Data items |
----------

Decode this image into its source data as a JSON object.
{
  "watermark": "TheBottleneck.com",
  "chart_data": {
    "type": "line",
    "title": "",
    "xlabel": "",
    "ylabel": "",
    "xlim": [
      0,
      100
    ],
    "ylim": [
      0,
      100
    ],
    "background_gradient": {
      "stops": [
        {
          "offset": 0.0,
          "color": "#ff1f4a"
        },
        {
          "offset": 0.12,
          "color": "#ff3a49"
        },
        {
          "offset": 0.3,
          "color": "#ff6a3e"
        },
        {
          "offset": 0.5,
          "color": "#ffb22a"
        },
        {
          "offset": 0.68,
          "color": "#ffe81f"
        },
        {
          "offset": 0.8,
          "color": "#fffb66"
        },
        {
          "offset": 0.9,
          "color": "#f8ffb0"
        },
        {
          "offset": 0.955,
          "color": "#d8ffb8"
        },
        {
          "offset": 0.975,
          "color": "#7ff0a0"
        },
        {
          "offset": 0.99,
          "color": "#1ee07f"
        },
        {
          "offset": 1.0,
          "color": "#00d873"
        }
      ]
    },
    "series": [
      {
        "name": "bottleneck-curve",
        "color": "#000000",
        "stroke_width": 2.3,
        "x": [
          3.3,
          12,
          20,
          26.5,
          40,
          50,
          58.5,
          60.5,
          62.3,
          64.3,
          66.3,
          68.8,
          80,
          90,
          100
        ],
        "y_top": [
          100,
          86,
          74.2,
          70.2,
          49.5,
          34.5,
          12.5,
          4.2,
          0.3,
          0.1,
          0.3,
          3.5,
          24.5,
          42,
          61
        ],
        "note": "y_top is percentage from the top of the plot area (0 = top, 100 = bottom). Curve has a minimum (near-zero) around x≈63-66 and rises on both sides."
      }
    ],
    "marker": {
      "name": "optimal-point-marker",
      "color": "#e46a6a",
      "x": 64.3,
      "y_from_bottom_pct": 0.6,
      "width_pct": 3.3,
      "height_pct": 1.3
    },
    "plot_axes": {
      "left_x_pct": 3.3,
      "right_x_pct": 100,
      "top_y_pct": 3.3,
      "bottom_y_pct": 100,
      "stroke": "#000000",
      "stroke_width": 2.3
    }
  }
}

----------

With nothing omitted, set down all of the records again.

Result of the exercise |
Decode this image into its source data as a JSON object.
{
  "watermark": "TheBottleneck.com",
  "chart_data": {
    "type": "line",
    "title": "",
    "xlabel": "",
    "ylabel": "",
    "xlim": [
      0,
      100
    ],
    "ylim": [
      0,
      100
    ],
    "background_gradient": {
      "stops": [
        {
          "offset": 0.0,
          "color": "#ff1f4a"
        },
        {
          "offset": 0.12,
          "color": "#ff3a49"
        },
        {
          "offset": 0.3,
          "color": "#ff6a3e"
        },
        {
          "offset": 0.5,
          "color": "#ffb22a"
        },
        {
          "offset": 0.68,
          "color": "#ffe81f"
        },
        {
          "offset": 0.8,
          "color": "#fffb66"
        },
        {
          "offset": 0.9,
          "color": "#f8ffb0"
        },
        {
          "offset": 0.955,
          "color": "#d8ffb8"
        },
        {
          "offset": 0.975,
          "color": "#7ff0a0"
        },
        {
          "offset": 0.99,
          "color": "#1ee07f"
        },
        {
          "offset": 1.0,
          "color": "#00d873"
        }
      ]
    },
    "series": [
      {
        "name": "bottleneck-curve",
        "color": "#000000",
        "stroke_width": 2.3,
        "x": [
          3.3,
          12,
          20,
          26.5,
          40,
          50,
          58.5,
          60.5,
          62.3,
          64.3,
          66.3,
          68.8,
          80,
          90,
          100
        ],
        "y_top": [
          100,
          86,
          74.2,
          70.2,
          49.5,
          34.5,
          12.5,
          4.2,
          0.3,
          0.1,
          0.3,
          3.5,
          24.5,
          42,
          61
        ],
        "note": "y_top is percentage from the top of the plot area (0 = top, 100 = bottom). Curve has a minimum (near-zero) around x≈63-66 and rises on both sides."
      }
    ],
    "marker": {
      "name": "optimal-point-marker",
      "color": "#e46a6a",
      "x": 64.3,
      "y_from_bottom_pct": 0.6,
      "width_pct": 3.3,
      "height_pct": 1.3
    },
    "plot_axes": {
      "left_x_pct": 3.3,
      "right_x_pct": 100,
      "top_y_pct": 3.3,
      "bottom_y_pct": 100,
      "stroke": "#000000",
      "stroke_width": 2.3
    }
  }
}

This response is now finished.